Al hacer clic en el enlace de traducción se activa un servicio de traducción gratuito para convertir la página al español. Al igual que con cualquier traducción por Internet, la conversión no es sensible al contexto y puede que no traduzca el texto en su significado original. NC State Extension no garantiza la exactitud del texto traducido. Por favor, tenga en cuenta que algunas aplicaciones y/o servicios pueden no funcionar como se espera cuando se traducen.

English is the controlling language of this page. To the extent there is any conflict between the English text and the translation, English controls.

Clicking on the translation link activates a free translation service to convert the page to Spanish. As with any Internet translation, the conversion is not context-sensitive and may not translate the text to its original meaning. NC State Extension does not guarantee the accuracy of the translated text. Please note that some applications and/or services may not function as expected when translated.

Collapse ▲
corn aflatoxin

Photo of Aspergillus flavus infected corn from

The state agriculture department is advising corn growers to have their corn tested for aflatoxin, a byproduct of mold that can be harmful to humans and livestock.

Please see attached press release from the NCDA for details.

Farmers should have corn tested for aflatoxin

Aflatoxin Contamination

Toxic metabolic by-products of fungi known as mycotoxins have received considerable attention during the past several years. The mycotoxin found in corn harvested in North Carolina that has received the most attention is aflatoxin, produced by the fungus Aspergillus flavus. Aflatoxins can occur in several chemical forms. In corn the most common aflatoxins are aflatoxin B1 and aflatoxin B2. Aflatoxins are known to cause serious health problems in animals including reduced weight gain, capillary fragility, reduced fertility, suppressed disease resistance, and even death. No animal is known to be resistant, but in general, older animals are more tolerant than younger animals. Aflatoxins have been implicated in deaths from acute toxicoses in young animals, particularly poultry, as well as several animal health problems, including reduced fertility and growth rate. Aspergillus flavus is widely distributed in nature and is favored by high temperature. Temperatures ranging from 80 to 100 degrees F and a relative humidity of 85 percent (18 percent moisture in the grain) are optimum for A. flavus growth and aflatoxin production. Growth of the fungus does not occur below 12 to 13 percent moisture in the grain.

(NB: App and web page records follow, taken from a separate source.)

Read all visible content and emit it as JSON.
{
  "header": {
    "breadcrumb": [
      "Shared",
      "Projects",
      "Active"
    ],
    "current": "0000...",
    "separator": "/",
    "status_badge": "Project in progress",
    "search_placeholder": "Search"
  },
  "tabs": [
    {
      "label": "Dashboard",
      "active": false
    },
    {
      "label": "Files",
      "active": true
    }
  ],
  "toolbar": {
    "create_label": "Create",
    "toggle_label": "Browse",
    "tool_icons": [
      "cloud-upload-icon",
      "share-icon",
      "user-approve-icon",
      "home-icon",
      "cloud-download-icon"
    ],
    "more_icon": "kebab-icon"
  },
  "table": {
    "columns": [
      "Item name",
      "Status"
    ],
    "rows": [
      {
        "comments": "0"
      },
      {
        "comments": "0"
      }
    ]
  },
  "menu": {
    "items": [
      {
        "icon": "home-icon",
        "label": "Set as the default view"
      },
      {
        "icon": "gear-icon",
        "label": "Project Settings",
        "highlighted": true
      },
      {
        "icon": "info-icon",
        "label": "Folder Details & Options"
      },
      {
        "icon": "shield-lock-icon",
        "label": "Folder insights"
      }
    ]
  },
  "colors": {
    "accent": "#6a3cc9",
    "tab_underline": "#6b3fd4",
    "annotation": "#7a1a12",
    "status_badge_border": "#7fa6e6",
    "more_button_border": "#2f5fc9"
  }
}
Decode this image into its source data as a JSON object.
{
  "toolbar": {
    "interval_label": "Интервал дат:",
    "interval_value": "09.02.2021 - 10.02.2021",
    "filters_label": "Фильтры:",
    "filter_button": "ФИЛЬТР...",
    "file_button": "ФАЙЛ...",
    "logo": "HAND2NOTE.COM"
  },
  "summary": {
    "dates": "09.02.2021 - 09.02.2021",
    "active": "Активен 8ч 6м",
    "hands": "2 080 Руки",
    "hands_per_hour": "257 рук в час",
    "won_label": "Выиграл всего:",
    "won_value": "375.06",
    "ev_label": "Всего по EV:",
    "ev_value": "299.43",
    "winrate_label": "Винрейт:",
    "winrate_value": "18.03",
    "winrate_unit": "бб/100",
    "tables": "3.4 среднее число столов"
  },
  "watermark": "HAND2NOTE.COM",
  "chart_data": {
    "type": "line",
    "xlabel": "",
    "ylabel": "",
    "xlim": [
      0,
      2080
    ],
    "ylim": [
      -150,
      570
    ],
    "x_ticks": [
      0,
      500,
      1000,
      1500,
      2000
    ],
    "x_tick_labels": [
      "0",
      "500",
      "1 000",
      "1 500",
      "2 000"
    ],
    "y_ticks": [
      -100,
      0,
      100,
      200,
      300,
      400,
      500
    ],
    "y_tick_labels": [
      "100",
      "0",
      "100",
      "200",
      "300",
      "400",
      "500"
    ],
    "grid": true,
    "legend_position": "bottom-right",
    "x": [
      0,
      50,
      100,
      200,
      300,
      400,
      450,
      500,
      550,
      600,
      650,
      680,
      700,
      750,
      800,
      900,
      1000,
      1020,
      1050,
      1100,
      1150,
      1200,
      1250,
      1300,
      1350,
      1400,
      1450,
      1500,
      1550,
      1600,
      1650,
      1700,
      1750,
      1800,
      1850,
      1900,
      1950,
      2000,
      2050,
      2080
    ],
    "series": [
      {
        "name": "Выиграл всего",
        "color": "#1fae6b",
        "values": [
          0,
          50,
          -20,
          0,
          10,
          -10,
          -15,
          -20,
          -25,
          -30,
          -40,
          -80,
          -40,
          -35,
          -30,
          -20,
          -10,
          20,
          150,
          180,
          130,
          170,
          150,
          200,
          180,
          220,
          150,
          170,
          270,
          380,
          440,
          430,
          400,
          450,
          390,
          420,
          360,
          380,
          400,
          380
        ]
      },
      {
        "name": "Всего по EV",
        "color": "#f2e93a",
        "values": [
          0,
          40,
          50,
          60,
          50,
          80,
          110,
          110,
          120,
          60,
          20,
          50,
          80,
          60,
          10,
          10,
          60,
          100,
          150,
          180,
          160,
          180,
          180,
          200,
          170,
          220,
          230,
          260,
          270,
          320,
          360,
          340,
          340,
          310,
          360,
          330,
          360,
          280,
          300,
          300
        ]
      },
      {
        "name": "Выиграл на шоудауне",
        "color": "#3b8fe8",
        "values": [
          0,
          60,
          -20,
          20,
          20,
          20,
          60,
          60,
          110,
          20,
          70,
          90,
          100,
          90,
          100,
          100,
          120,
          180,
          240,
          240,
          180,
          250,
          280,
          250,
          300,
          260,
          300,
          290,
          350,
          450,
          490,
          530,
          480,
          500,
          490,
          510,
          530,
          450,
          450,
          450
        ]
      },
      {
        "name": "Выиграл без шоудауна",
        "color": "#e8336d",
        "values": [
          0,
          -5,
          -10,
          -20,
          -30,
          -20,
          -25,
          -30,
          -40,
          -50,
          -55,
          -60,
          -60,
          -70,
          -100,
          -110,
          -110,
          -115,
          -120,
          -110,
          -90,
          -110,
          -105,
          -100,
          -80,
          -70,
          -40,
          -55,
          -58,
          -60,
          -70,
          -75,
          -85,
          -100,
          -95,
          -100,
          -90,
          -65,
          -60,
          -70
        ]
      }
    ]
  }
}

Aflatoxin contamination is higher in corn that has been produced under stress conditions. Thus, drought, heat, insect, and fertilizer stress are all conducive to high levels of aflatoxins. Therefore, in order to minimize the level of aflatoxins, the following practices should be followed:

  1. Use recommended production practices
  2. Plant early
  3. Irrigate to reduce drought stress, especially during pollination
  4. Harvest early
  5. Avoid kernel damage during harvest
  6. Dry and store corn properly
  7. Keep storage facilities clean
  8. Keep feeding facilities clean